“We call on all AI labs to immediately pause for at least six months the training of AI systems more powerful than GPT-4,” proclaimed the letter, which was published by the Future of Life Institute, an organization whose mission is to “steer transformative technology toward benefitting life and away from extreme large-scale risks.” The letter has been signed by some big names: Apple Cofounder Steve Wozniak; Tesla CEO Elon Musk; AI expert and Turing Prize-Winner Yoshua Bengio; as well as researchers from AI lab DeepMind, an Alphabet subsidiary; and professors representing Berkeley, Harvard, MIT and Princeton.
The letter outlines the signatories’ unease about the speed at which AI is developing: “AI systems with human-competitive intelligence can pose profound risks to society and humanity, as shown by extensive research and acknowledged by top AI labs. … Advanced AI could represent a profound change in the history of life on Earth and should be planned for and managed with commensurate care and resources. Unfortunately, this level of planning and management is not happening, even though recent months have seen AI labs locked in an out-of-control race to develop and deploy ever more powerful digital minds that no one — not even their creators — can understand, predict, or reliably control.”
It goes on to urge that powerful AI systems only be developed once it's certain that their effects will be positive and risks manageable. To achieve this goal, the letter advises that a set of shared safety protocols be established and rigorously audited and overseen by independent outside experts.

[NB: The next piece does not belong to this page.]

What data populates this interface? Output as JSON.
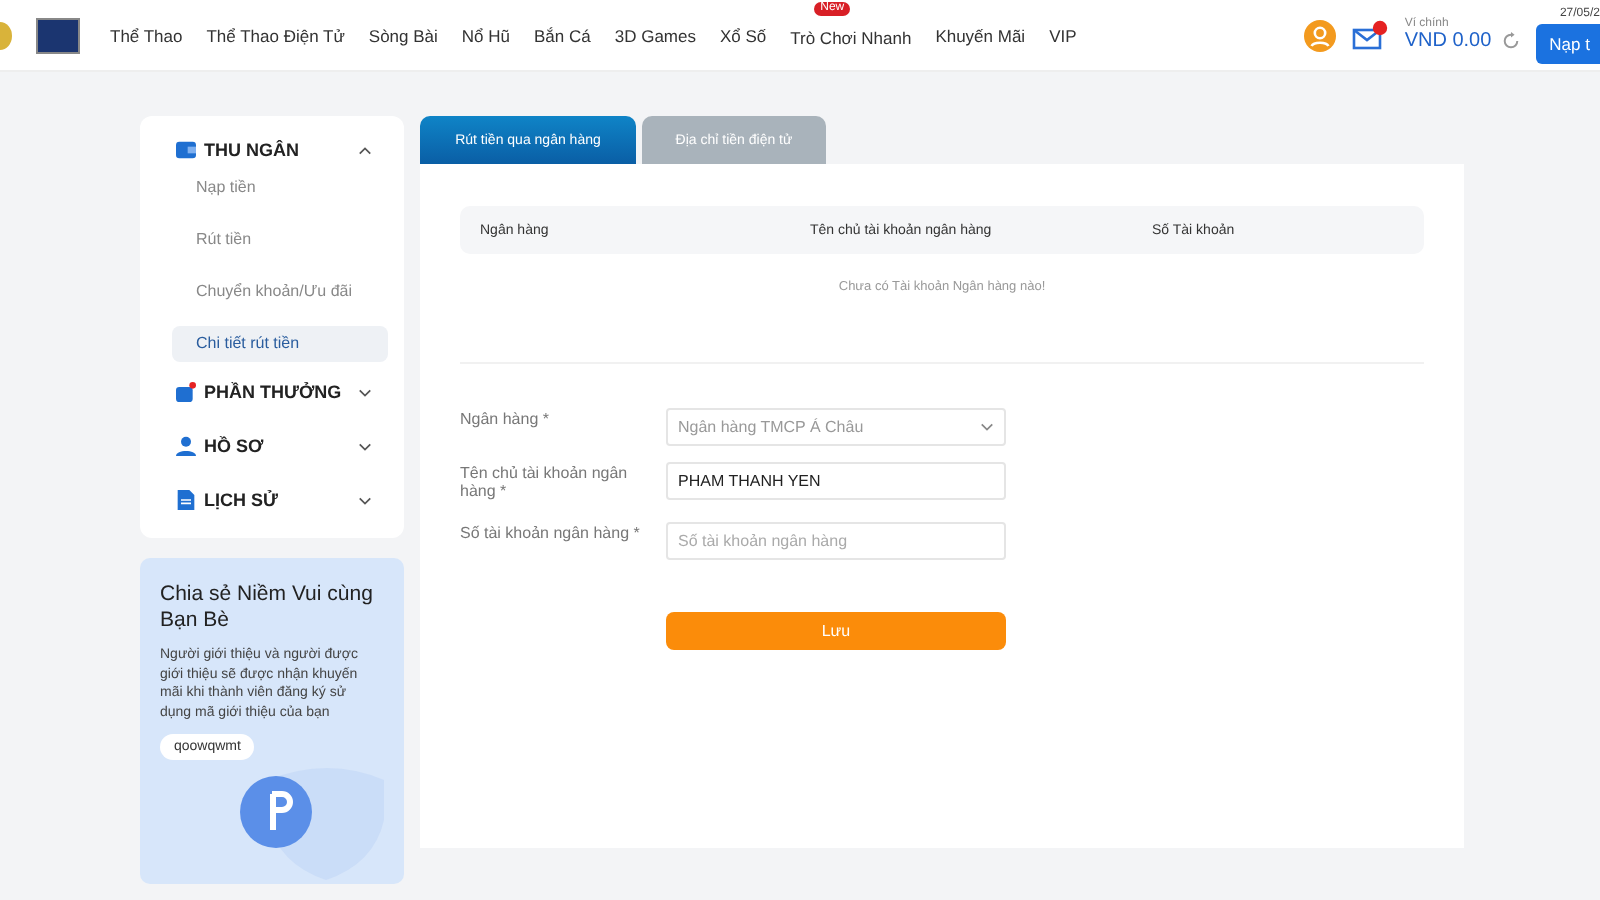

AI safety guidelines have long been recommended: The UK’s Alan Turing Institute published an ethics and safety guide in 2018; Montreal-based Mila is a community of scientists and interdisciplinary teams committed to socially responsible and beneficial AI; and the Asia Society published reports to raise AI safety standards in Southeast Asia.
Informed for the future
Despite their concerns, I’m sure all signatories would argue that AI is worthwhile, and all have their own interests in the technology. For instance, Tesla has been trying to use AI to power its self-driving car functionality for years; Apple recently acquired a startup that uses AI to compress videos.
As for those of us in supply chain, we're embracing AI for everything from digital twins to hyperautomation to procurement negotiations, as detailed in these stories from the ASCM Insights blog. Check them out, plus so much more fascinating content by tech visionaries and top supply chain thought leaders. You’ll discover diverse perspectives about some of the most important industry topics to keep you fully informed on all things supply chain.